OH JUST CUT IT OUT for chrissakes. EAT RIGHT and you'll be a NORMAL (yes I said NORMAL) healthy body weight. Do weight/resistance so you retain muscle mass and bone density.You can eat like this the rest of your life. 2 lbs vegs per day - half raw1 cup beans1-2 oz nuts and seeds3-5 fruitsno oil, no added sodium, no sugar fake or real. No animal products but if you insist, then only 2 oz 3x per week (or under 10% of your diet because of cancer)It's Eat to Live Dr. Fuhrman who saves lives and reverses disease including heart and diabetes. You're only fat because your brain is addicted and especially to craving foods like especially high sodium, and eating a bunch of processed junk from packages. Sodium is a trigger food that makes you crave crap. Stop eating it. STOP WHINING ABOUT EVERYTHING AND BE A GROWN UP. A LEADER - stop being a self serving VICTIM of everything.
Sadly, the word "permanent" has no resonance when you're 20. Barbed wire effect around the wrist? Hokusai-style wave design resembling the marbling in medium strength Castello cheese? Big black paisleys pieced together like a children's jumbo jigsaw into a faux armour plate? Indigo slashes over smeared blocks of red, purple, pink and green? I have them all. On one tattoo.
If you want this as a gag gift, buy it. For $7 it's not bad. If you want these for tattoo design ideas and what a tattoo would look like on your arm, BUY this. The artwork is great & the seams aren't bad. You only see the seam where the design stops and doesn't blend artistically; there's no overlapped stitching running up the seam. It will definitely make a good novelty gift for friends also.
The sacred geometry tattoos not only have symbolic meaning behind them but they are considered to be sacred. Not only are they great to look at but they have cool meanings. For people who choose geometry tattoos they are usually doing it because of some symbolic significance. It’s not just about the look, though that tattoos are great to look at, but more for the meaning behind it.
To help you, at least a little, we got some design suggestions from Sean Dowdell, co-owner of Club Tattoo, which has locations in Las Vegas, as well as Mesa, Tempe, and Scottsdale, AZ. Dowdell's team has inked celebs like Slash, Miley Cyrus, Amar’e Stoudemire, Blake Shelton, Steve Aoki, and Keith Sweat. We asked him for suggestions on the most popular types of tattoos today—and ones that will look good with time, instead of feeling dated to a certain decade.
Of course, geometric tattoos branch into the realms of sacred geometry, tribal history, and deep personal significance, so it's always worth doing some research before committing to a lifetime of ink, and the commentaries that accompany it. Personally, I'm of the opinion that whenever possible, it's best to have a custom piece designed for you, or to design your own work, if you're comfortable doing so (with the aid of your tattoo artist, if they're willing to help, because they're aware of what will and won't work on certain areas of the body, as well as what they're capable of creating at a professional level). Coming in with expectations to copy or rip off another artist's design will more than likely upset your tattoo artist, which you definitely want to avoid.
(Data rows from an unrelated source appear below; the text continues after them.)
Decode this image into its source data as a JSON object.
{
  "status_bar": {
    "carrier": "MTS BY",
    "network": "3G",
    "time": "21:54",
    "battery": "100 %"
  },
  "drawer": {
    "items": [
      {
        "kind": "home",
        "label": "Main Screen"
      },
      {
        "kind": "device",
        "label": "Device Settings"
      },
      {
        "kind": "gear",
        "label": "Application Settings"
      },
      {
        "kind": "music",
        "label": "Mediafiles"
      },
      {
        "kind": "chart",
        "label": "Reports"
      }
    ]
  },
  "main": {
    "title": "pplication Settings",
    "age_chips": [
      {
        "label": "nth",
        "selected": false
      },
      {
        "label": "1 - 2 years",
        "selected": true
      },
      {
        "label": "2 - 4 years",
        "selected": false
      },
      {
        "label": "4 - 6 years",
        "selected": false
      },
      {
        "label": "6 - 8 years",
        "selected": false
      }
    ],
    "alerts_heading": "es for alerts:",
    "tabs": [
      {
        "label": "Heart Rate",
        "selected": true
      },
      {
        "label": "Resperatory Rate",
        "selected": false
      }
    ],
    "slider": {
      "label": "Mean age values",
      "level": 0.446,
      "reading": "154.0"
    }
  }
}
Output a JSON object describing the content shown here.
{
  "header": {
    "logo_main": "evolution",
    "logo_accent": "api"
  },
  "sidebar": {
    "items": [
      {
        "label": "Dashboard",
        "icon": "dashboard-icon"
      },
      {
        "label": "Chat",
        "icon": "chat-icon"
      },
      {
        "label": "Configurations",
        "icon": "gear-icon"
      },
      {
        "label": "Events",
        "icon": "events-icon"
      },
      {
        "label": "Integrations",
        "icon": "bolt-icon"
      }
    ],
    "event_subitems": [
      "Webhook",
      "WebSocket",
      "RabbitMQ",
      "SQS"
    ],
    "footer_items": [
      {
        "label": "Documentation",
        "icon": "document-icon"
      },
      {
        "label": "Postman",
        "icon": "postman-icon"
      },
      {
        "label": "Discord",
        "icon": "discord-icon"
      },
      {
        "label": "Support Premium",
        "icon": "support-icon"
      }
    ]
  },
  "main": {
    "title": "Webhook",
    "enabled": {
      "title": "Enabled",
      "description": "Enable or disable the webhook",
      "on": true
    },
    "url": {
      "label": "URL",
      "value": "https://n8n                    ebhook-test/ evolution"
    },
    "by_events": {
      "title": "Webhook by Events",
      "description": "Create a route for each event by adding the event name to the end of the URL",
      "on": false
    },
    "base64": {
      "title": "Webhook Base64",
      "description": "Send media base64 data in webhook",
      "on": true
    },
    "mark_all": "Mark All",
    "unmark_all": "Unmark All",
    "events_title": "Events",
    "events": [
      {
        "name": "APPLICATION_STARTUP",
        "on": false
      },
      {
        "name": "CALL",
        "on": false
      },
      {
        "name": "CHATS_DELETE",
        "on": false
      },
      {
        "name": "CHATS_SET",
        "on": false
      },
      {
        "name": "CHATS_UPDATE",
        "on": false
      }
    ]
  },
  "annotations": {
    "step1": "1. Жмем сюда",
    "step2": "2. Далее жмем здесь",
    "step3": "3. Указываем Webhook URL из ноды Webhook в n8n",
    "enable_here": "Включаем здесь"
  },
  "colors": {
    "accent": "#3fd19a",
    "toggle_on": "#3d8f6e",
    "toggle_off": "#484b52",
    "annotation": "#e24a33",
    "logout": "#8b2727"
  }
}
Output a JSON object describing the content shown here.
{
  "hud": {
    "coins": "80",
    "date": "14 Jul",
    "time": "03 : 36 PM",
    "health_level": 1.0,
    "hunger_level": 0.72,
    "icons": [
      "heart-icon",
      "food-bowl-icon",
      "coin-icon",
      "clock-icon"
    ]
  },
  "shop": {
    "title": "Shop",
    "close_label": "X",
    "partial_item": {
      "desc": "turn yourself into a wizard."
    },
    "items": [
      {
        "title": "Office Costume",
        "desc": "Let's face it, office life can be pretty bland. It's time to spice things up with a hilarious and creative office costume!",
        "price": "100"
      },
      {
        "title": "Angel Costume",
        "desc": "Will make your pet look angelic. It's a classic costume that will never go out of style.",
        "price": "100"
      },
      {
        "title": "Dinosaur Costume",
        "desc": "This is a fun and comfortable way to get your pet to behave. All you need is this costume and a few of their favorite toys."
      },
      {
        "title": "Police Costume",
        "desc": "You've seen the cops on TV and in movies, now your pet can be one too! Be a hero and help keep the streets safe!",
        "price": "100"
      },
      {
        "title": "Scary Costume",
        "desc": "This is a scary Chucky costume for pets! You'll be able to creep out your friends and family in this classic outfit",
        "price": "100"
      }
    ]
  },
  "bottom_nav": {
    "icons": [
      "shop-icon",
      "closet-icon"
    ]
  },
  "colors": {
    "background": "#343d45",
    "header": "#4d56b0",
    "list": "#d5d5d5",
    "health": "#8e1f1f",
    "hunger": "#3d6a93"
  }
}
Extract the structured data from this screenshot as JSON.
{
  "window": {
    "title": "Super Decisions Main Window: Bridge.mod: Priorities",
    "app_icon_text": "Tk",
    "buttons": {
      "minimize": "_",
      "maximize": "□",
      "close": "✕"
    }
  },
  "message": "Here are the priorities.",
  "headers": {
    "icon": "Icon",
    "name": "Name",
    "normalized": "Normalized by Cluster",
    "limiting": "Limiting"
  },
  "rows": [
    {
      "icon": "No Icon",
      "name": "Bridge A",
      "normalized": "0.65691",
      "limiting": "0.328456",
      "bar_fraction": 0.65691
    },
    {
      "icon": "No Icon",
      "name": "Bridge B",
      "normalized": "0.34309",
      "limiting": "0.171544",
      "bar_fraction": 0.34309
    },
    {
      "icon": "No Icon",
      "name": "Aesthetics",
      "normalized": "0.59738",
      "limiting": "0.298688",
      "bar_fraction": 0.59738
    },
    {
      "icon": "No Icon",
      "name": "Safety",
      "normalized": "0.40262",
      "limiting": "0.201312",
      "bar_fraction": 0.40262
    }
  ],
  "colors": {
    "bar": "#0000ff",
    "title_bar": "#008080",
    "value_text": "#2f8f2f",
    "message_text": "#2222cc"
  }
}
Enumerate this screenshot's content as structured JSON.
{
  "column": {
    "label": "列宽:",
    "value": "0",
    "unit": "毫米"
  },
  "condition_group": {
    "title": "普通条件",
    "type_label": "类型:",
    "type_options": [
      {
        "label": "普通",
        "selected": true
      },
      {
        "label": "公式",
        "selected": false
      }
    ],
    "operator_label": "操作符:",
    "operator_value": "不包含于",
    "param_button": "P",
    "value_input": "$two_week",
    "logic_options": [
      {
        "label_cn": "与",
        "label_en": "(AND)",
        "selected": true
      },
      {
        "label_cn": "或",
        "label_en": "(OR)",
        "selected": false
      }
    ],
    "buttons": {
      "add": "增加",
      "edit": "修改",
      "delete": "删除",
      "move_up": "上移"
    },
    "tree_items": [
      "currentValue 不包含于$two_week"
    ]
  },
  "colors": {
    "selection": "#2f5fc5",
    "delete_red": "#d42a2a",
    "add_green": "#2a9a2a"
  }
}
Because like most professionals, your tattoo artist has integrity, and likely holds herself/himself to a very high standard — which usually includes respect for their work, and the work of other industry professionals.
A lot of us have imagined ourselves with those same kinds of full-arm sleeves. For some, it could work well with our no-fucks-to-give persona. For others, it's an aesthetic decision, or an emotional one. If you’re serious about it though, then it’s worth knowing what planning is involved—from inception, to execution, to maintenance. So we spoke with Nicolas Gualteros, tattoo artist at Senaspace in NYC, to plot it all out.
Sleeve tattoos are one of the most popular tattoo designs in the world over, as they look both beautiful and prominent. Like the sleeve of a garment, they cover the area from the shoulder to the wrist, though some designs may be half sleeved or quarter sleeved. These designs combine a large number of smaller designs, which make creating them a difficult and time-consuming task, but the effort is truly worth the while.
The costs associated with tattoos aren’t cheap, unless you get a temporal one. If you want to get a large tattoo, be prepared to pay more, since the cost can go up to a thousand dollars. The average tattoo can have a cost of $50 up to $100 per hour of service. So if you want to get a tattoo that requires more time, you’ll end up paying more. If you want a customized look for your tattoo, the artist can charge you at least $250 and even higher, with every hour of tattoo service. Also remember that tattoo artists are only capable of quoting the exact prices, after you have chosen on the certain tattoo to be placed on your skin.